**AIM OF THE EXERCISE**. Pull out from the material below all lines with "kommentar".

——

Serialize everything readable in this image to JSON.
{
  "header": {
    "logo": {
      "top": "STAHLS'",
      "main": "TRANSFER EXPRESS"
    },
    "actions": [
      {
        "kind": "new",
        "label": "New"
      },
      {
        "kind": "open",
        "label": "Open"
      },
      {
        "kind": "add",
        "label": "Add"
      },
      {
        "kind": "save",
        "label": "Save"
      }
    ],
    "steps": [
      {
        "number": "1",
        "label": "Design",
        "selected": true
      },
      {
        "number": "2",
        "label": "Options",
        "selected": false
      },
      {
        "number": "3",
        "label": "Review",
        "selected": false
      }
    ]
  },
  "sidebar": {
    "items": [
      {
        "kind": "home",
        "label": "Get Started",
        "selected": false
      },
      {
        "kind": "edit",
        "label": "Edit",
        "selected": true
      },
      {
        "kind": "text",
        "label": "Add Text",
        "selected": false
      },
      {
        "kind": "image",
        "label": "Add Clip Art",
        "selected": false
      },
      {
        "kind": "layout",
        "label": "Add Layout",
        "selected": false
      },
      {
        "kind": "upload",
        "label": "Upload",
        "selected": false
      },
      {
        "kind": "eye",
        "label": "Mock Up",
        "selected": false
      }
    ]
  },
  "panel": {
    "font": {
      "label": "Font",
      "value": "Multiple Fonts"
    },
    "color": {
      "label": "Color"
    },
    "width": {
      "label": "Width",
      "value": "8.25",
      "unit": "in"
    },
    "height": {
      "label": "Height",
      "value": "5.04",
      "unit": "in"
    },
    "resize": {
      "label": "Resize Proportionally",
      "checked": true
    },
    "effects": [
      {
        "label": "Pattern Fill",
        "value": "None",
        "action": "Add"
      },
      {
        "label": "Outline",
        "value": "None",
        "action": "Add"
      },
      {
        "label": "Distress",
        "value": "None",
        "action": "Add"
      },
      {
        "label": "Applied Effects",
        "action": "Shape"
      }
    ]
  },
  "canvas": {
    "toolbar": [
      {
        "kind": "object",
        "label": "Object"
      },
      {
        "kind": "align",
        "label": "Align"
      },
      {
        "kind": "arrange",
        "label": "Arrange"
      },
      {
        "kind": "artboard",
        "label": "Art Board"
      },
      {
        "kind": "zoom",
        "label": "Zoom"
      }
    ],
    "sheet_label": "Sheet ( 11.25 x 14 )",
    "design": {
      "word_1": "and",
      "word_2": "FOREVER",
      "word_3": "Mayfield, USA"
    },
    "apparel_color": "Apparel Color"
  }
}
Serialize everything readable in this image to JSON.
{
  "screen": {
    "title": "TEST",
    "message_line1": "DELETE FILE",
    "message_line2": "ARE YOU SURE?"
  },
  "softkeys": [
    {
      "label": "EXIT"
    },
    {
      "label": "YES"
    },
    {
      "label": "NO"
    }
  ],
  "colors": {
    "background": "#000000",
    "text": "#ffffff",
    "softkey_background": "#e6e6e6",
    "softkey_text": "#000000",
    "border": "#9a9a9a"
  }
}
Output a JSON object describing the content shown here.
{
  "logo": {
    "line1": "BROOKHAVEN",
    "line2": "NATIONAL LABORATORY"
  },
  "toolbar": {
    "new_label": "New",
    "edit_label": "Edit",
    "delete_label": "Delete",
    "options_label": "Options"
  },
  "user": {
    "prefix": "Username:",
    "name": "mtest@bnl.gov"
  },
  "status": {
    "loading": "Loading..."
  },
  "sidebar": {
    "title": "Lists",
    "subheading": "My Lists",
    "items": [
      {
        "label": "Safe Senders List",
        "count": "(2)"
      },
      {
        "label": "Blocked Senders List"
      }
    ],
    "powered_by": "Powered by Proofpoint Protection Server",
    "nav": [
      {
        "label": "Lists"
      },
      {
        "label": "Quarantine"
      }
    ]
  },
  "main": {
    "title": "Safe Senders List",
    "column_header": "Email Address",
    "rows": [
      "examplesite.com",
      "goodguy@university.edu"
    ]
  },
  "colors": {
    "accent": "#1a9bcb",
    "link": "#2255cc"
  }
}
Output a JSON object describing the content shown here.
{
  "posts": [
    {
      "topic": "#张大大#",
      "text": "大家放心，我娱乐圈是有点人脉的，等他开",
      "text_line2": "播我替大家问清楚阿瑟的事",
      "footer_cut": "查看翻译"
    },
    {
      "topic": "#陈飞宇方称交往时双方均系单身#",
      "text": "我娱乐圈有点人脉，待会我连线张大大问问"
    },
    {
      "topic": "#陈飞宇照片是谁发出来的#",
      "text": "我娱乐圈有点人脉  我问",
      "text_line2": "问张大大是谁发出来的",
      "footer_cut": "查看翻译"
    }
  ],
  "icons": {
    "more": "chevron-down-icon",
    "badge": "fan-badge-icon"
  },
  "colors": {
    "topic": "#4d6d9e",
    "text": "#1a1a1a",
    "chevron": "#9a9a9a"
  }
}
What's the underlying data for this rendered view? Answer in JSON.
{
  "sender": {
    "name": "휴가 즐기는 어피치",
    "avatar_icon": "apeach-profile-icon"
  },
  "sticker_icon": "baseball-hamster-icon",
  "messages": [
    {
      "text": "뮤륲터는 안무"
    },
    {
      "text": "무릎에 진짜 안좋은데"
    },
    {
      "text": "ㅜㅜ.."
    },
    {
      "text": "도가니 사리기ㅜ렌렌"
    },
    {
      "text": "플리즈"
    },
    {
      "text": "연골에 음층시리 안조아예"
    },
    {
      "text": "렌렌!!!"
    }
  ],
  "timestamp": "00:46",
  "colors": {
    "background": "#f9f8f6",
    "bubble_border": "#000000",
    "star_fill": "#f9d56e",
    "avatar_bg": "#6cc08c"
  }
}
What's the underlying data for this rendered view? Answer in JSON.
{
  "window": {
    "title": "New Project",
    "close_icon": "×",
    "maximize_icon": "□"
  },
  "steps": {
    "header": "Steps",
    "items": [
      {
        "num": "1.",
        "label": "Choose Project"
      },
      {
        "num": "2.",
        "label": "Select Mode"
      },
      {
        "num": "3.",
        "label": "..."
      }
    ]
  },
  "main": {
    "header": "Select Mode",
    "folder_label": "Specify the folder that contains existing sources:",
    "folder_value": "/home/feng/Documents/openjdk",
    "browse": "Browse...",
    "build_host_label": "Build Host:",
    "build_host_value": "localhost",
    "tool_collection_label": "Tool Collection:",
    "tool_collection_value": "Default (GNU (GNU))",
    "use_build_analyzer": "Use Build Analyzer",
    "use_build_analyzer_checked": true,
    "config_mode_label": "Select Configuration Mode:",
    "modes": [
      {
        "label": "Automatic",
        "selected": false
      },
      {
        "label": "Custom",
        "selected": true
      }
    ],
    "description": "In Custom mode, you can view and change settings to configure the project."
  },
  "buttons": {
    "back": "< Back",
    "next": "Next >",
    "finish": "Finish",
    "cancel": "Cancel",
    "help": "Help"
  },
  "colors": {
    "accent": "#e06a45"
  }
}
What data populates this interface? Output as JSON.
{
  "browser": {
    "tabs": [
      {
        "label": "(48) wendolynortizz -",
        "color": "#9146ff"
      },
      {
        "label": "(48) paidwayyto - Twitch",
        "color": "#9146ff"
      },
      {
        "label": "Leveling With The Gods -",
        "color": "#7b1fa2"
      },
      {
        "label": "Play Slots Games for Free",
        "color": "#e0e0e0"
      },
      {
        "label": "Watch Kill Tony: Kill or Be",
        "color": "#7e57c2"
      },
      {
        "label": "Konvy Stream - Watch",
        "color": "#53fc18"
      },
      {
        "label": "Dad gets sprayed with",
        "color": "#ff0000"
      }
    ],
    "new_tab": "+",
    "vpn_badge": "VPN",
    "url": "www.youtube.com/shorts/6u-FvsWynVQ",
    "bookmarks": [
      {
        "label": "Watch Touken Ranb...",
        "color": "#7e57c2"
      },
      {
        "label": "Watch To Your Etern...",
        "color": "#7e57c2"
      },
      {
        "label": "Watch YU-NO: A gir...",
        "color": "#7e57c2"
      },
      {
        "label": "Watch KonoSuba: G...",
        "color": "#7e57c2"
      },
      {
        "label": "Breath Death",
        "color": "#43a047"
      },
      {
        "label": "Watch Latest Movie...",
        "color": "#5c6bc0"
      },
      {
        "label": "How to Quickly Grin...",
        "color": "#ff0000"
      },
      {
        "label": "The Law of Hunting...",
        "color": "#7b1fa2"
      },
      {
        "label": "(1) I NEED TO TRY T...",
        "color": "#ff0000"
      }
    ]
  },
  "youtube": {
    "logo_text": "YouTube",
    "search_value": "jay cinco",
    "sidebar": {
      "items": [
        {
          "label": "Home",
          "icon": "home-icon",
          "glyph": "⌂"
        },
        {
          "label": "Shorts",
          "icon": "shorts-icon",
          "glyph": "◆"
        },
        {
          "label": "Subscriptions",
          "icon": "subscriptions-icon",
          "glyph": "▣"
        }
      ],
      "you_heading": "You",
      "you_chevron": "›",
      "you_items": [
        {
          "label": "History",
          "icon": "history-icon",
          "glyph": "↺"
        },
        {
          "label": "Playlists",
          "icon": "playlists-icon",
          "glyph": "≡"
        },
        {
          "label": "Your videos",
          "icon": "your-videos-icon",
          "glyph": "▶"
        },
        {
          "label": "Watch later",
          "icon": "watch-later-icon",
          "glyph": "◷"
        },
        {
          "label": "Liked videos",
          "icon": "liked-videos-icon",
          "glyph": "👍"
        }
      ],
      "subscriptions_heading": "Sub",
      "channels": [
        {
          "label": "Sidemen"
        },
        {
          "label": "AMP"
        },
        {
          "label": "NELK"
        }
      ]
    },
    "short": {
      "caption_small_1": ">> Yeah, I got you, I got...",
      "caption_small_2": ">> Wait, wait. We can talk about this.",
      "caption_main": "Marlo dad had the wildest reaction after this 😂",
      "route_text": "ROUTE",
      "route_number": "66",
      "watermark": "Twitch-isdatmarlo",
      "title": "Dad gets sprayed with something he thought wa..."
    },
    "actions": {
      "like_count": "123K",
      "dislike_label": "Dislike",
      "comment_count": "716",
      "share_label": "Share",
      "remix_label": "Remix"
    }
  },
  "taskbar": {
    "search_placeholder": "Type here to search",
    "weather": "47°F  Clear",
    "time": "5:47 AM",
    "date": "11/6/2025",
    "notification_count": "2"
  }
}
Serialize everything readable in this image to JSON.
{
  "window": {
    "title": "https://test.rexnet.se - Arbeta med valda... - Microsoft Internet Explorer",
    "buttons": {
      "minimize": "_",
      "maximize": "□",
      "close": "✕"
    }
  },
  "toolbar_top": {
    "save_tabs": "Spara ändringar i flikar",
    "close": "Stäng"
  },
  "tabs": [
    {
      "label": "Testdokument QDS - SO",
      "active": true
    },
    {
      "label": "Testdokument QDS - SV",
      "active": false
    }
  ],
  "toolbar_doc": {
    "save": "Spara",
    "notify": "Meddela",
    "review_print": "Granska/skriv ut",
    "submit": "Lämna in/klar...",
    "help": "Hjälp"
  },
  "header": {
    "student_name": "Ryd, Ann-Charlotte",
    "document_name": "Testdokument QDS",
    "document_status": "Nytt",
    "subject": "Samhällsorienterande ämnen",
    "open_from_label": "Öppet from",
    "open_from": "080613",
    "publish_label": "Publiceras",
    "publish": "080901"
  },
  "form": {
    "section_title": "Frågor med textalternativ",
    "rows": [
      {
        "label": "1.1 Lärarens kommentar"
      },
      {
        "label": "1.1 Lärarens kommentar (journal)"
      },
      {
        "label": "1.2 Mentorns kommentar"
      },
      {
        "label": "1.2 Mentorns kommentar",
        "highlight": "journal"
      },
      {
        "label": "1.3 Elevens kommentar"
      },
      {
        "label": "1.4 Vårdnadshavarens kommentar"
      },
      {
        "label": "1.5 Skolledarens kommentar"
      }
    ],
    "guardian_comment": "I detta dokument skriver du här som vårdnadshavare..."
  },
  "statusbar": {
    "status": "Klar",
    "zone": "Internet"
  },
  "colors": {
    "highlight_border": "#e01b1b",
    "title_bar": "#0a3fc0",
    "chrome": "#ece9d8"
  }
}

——

**SOLUTION FOR THIS TASK**.
        "label": "1.1 Lärarens kommentar"
        "label": "1.1 Lärarens kommentar (journal)"
        "label": "1.2 Mentorns kommentar"
        "label": "1.2 Mentorns kommentar",
        "label": "1.3 Elevens kommentar"
        "label": "1.4 Vårdnadshavarens kommentar"
        "label": "1.5 Skolledarens kommentar"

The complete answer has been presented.